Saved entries
────
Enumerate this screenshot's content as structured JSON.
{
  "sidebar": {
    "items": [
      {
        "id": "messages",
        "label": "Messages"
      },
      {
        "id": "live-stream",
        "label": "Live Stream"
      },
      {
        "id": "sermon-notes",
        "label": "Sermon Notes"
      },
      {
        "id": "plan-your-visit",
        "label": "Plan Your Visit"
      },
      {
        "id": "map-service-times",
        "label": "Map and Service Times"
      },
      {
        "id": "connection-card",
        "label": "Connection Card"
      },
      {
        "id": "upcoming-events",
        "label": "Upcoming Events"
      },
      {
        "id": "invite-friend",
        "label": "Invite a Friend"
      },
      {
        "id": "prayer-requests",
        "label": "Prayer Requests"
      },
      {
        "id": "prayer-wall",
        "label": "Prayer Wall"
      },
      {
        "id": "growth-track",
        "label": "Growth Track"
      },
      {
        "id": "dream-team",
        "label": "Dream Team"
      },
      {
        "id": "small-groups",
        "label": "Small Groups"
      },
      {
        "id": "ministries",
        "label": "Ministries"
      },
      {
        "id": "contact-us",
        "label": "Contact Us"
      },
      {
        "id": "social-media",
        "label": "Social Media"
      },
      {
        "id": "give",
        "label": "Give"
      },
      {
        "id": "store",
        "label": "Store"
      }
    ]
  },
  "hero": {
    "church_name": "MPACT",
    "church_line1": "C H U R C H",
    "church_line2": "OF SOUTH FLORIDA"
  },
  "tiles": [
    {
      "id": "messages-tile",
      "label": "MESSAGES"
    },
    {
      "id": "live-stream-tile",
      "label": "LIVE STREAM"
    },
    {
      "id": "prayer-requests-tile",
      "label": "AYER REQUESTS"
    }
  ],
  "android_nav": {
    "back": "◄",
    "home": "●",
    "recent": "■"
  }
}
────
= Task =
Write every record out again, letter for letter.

= Result of the task =
Enumerate this screenshot's content as structured JSON.
{
  "sidebar": {
    "items": [
      {
        "id": "messages",
        "label": "Messages"
      },
      {
        "id": "live-stream",
        "label": "Live Stream"
      },
      {
        "id": "sermon-notes",
        "label": "Sermon Notes"
      },
      {
        "id": "plan-your-visit",
        "label": "Plan Your Visit"
      },
      {
        "id": "map-service-times",
        "label": "Map and Service Times"
      },
      {
        "id": "connection-card",
        "label": "Connection Card"
      },
      {
        "id": "upcoming-events",
        "label": "Upcoming Events"
      },
      {
        "id": "invite-friend",
        "label": "Invite a Friend"
      },
      {
        "id": "prayer-requests",
        "label": "Prayer Requests"
      },
      {
        "id": "prayer-wall",
        "label": "Prayer Wall"
      },
      {
        "id": "growth-track",
        "label": "Growth Track"
      },
      {
        "id": "dream-team",
        "label": "Dream Team"
      },
      {
        "id": "small-groups",
        "label": "Small Groups"
      },
      {
        "id": "ministries",
        "label": "Ministries"
      },
      {
        "id": "contact-us",
        "label": "Contact Us"
      },
      {
        "id": "social-media",
        "label": "Social Media"
      },
      {
        "id": "give",
        "label": "Give"
      },
      {
        "id": "store",
        "label": "Store"
      }
    ]
  },
  "hero": {
    "church_name": "MPACT",
    "church_line1": "C H U R C H",
    "church_line2": "OF SOUTH FLORIDA"
  },
  "tiles": [
    {
      "id": "messages-tile",
      "label": "MESSAGES"
    },
    {
      "id": "live-stream-tile",
      "label": "LIVE STREAM"
    },
    {
      "id": "prayer-requests-tile",
      "label": "AYER REQUESTS"
    }
  ],
  "android_nav": {
    "back": "◄",
    "home": "●",
    "recent": "■"
  }
}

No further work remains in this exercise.